[Dataset rows describing interfaces]
***
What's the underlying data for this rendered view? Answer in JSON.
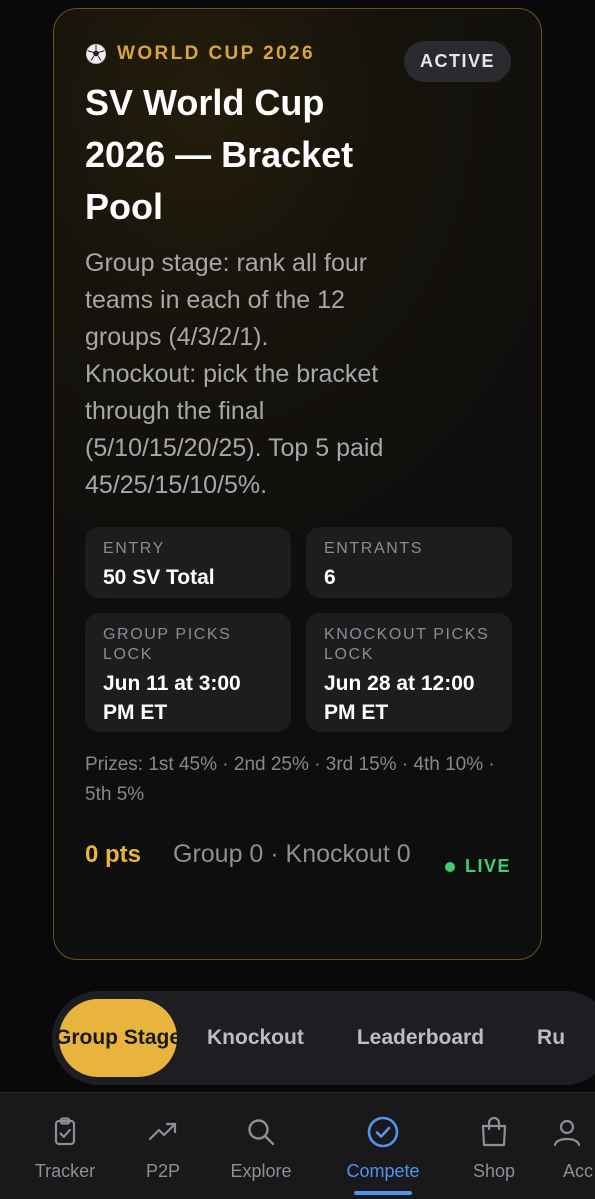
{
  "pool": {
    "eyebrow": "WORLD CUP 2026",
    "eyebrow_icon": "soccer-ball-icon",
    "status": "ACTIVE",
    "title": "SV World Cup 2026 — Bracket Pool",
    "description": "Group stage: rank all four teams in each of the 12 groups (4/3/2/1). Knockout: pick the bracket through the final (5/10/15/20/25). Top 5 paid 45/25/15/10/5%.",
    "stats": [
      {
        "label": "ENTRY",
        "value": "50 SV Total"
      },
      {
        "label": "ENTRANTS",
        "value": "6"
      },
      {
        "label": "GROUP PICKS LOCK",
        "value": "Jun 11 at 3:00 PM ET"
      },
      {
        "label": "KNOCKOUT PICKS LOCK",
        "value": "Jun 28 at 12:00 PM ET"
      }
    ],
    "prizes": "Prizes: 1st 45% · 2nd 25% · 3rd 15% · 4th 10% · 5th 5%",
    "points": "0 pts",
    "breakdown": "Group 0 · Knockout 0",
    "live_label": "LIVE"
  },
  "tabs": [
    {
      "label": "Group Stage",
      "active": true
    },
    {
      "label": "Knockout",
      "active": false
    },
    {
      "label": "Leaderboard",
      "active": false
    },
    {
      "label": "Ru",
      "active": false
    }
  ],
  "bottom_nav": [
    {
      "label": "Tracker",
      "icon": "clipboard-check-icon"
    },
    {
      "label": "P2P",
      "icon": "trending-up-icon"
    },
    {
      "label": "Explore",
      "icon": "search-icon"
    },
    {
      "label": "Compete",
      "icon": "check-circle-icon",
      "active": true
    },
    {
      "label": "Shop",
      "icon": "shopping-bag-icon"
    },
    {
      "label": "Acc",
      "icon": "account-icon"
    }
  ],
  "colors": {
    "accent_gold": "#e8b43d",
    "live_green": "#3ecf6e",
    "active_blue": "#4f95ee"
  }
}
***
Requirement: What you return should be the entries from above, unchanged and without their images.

Result:
What's the underlying data for this rendered view? Answer in JSON.
{
  "pool": {
    "eyebrow": "WORLD CUP 2026",
    "eyebrow_icon": "soccer-ball-icon",
    "status": "ACTIVE",
    "title": "SV World Cup 2026 — Bracket Pool",
    "description": "Group stage: rank all four teams in each of the 12 groups (4/3/2/1). Knockout: pick the bracket through the final (5/10/15/20/25). Top 5 paid 45/25/15/10/5%.",
    "stats": [
      {
        "label": "ENTRY",
        "value": "50 SV Total"
      },
      {
        "label": "ENTRANTS",
        "value": "6"
      },
      {
        "label": "GROUP PICKS LOCK",
        "value": "Jun 11 at 3:00 PM ET"
      },
      {
        "label": "KNOCKOUT PICKS LOCK",
        "value": "Jun 28 at 12:00 PM ET"
      }
    ],
    "prizes": "Prizes: 1st 45% · 2nd 25% · 3rd 15% · 4th 10% · 5th 5%",
    "points": "0 pts",
    "breakdown": "Group 0 · Knockout 0",
    "live_label": "LIVE"
  },
  "tabs": [
    {
      "label": "Group Stage",
      "active": true
    },
    {
      "label": "Knockout",
      "active": false
    },
    {
      "label": "Leaderboard",
      "active": false
    },
    {
      "label": "Ru",
      "active": false
    }
  ],
  "bottom_nav": [
    {
      "label": "Tracker",
      "icon": "clipboard-check-icon"
    },
    {
      "label": "P2P",
      "icon": "trending-up-icon"
    },
    {
      "label": "Explore",
      "icon": "search-icon"
    },
    {
      "label": "Compete",
      "icon": "check-circle-icon",
      "active": true
    },
    {
      "label": "Shop",
      "icon": "shopping-bag-icon"
    },
    {
      "label": "Acc",
      "icon": "account-icon"
    }
  ],
  "colors": {
    "accent_gold": "#e8b43d",
    "live_green": "#3ecf6e",
    "active_blue": "#4f95ee"
  }
}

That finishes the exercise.